If finances are tight you may get a bit of additional income by renting out that extra room in your house. The Internal Revenue Service expects you to report the rent received, but you'll find several advantageous tax deductions you can take to reduce tax liability. As with any business, keep careful records and receipts to back up all expenses you claim.
Which Tax Form
File Schedule E with a federal Form 1040 to maximize your allowable deductions. Report all rent received as income. Security deposits are not considered reportable rental income, unless you keep a portion when the tenant leaves, even if it's to cover damages. A portion of your residential home deductions will be taken here rather than on Schedule A, including pro-rated mortgage and property tax deductions.
Mortgage and Property Taxes
For your personal residence, these deductions are made on Schedule A. Since part of your home is now a business, you'll claim a pro-rated amount of mortgage interest and property taxes on Schedule E. Calculate what portion of your home is rental property and deduct that portion on Schedule E, and the remainder as usual on Schedule A. Using square footage of the rental room divided by the total square footage gives you a reasonable approximation.
Utilities and Maintenance
Chances are you won't have a separate electric meter for your tenant. As with the mortgage interest, deduct the correct proportion of relevant utilities and maintenance charges for the rental portion of the home. If you had a tenant for only six months, you can claim only half of an annual amount. An exception is made for telephone lines: You cannot deduct any part of your main home line as a rental expense, but if you install a separate line tenant use, you can deduct any costs not passed on to the tenant.
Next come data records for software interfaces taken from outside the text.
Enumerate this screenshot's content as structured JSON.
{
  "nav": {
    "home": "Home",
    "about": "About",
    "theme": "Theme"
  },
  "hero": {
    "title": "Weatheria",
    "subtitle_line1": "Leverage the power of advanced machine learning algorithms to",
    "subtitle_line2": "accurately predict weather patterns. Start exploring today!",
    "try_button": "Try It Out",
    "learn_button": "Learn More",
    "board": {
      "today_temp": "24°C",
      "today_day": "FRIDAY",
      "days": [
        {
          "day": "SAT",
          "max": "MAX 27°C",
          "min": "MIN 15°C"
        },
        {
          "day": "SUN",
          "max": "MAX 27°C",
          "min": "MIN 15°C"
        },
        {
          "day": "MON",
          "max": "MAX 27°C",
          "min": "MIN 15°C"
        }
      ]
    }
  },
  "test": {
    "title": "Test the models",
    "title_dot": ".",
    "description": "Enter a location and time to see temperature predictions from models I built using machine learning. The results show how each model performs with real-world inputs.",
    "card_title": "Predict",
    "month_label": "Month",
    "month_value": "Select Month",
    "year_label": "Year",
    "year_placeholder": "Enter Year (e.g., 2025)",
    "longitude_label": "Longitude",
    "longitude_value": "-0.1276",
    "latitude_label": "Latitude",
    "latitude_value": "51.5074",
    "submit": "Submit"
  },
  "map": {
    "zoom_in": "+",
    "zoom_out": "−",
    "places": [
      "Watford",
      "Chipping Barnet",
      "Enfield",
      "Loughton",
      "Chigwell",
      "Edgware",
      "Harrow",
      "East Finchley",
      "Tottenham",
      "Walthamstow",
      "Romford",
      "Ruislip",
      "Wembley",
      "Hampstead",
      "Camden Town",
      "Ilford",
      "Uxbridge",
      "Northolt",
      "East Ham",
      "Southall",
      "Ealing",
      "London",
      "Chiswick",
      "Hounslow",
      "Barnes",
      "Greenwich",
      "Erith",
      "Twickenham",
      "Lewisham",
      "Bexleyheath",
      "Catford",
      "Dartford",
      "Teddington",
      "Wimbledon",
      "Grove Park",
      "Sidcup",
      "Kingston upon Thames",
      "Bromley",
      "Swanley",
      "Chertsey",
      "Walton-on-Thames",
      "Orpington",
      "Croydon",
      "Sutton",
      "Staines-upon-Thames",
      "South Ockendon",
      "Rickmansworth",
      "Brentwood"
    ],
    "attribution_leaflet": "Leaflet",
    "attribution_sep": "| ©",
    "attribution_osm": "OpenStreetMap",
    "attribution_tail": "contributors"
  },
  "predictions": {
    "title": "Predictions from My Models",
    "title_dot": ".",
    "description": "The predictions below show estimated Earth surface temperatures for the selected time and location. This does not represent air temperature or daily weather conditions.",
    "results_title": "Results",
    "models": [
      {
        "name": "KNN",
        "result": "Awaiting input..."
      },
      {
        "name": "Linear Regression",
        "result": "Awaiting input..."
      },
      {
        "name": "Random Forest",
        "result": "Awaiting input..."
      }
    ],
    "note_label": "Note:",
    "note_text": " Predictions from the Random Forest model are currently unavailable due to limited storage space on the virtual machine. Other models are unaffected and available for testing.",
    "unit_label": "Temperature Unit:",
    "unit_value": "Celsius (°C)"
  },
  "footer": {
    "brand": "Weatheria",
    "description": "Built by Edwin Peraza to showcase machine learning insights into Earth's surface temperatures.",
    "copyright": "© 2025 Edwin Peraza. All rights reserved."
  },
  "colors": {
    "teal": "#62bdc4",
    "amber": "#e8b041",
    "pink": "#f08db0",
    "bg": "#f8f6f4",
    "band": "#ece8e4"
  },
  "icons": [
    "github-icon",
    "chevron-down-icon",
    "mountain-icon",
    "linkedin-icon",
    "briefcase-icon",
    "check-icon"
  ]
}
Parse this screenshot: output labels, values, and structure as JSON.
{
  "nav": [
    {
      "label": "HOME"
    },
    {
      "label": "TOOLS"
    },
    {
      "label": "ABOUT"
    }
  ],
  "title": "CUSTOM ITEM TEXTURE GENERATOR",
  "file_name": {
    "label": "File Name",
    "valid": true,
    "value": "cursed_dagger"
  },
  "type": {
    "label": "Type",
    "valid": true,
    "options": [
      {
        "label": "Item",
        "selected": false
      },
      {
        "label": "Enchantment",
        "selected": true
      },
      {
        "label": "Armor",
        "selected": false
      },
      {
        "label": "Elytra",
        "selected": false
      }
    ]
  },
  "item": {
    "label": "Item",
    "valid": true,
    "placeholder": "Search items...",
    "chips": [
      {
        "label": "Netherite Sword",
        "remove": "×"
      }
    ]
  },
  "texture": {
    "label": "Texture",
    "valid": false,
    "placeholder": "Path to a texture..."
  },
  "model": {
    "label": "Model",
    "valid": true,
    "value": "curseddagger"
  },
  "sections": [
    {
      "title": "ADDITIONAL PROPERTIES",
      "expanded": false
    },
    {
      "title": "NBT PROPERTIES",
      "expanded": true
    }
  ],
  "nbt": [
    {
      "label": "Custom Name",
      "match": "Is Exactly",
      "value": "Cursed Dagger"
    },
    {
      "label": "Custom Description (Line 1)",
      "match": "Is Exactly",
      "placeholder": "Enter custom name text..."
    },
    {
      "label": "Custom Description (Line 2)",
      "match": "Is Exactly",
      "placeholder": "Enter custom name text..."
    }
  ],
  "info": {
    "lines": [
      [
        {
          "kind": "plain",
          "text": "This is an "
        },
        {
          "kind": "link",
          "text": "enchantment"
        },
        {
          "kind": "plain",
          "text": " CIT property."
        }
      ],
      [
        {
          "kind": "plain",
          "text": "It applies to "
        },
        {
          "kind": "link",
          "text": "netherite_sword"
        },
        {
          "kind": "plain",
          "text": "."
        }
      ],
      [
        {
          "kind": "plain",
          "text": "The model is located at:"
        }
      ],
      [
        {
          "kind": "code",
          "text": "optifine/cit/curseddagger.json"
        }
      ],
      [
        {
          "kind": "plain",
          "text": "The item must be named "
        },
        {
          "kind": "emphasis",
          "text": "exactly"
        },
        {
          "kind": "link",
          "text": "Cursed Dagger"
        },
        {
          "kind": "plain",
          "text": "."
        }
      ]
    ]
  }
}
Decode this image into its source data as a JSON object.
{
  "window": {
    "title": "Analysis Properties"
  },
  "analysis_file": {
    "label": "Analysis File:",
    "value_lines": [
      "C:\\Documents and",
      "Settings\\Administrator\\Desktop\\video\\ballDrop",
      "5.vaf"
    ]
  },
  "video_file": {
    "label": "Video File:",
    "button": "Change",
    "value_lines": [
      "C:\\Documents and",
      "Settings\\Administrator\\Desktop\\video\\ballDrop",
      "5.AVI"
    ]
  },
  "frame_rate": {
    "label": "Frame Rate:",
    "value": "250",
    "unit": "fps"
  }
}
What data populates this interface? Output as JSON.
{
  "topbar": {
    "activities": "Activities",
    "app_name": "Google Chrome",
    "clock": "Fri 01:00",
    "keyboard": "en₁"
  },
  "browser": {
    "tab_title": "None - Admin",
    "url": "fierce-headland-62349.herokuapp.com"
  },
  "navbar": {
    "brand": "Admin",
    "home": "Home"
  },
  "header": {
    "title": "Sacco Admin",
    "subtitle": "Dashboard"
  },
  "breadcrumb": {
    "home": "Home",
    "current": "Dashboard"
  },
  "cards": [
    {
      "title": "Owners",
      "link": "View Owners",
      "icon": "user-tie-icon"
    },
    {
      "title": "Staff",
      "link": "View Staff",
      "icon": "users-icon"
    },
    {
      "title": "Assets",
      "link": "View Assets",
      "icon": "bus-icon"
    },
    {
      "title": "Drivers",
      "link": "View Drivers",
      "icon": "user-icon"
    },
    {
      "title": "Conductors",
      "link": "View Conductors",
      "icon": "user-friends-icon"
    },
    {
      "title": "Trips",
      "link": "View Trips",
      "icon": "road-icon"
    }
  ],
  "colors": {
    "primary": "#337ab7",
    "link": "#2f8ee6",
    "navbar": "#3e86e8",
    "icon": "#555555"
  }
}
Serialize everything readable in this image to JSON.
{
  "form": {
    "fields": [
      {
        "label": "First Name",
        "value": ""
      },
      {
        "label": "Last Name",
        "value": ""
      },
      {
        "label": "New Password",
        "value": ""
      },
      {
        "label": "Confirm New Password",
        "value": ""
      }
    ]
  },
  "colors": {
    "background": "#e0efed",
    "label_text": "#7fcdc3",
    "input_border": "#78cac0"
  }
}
You can also deduct the cost of placing an ad to locate a tenant, any additional legal fees you incur to write up a contract and the cost of any required license. You can write off any repairs you make before a tenant moves in, including putting a lock on the tenant's door. If your tenant causes damage, you can write off the costs of repair unless reimbursed by insurance. If you have repair expenses for the entire home, you can write off only a pro-rated share to cover the portion allocated to the rental unit.
Naomi Smith has been writing full-time since 2009, following a career in finance. Her fiction has been published by Loose Id and Dreamspinner Press, among others. She holds a Master of Science in financial economics from the London School of Economics and a Bachelor of Arts in political economy from the University of California, Berkeley.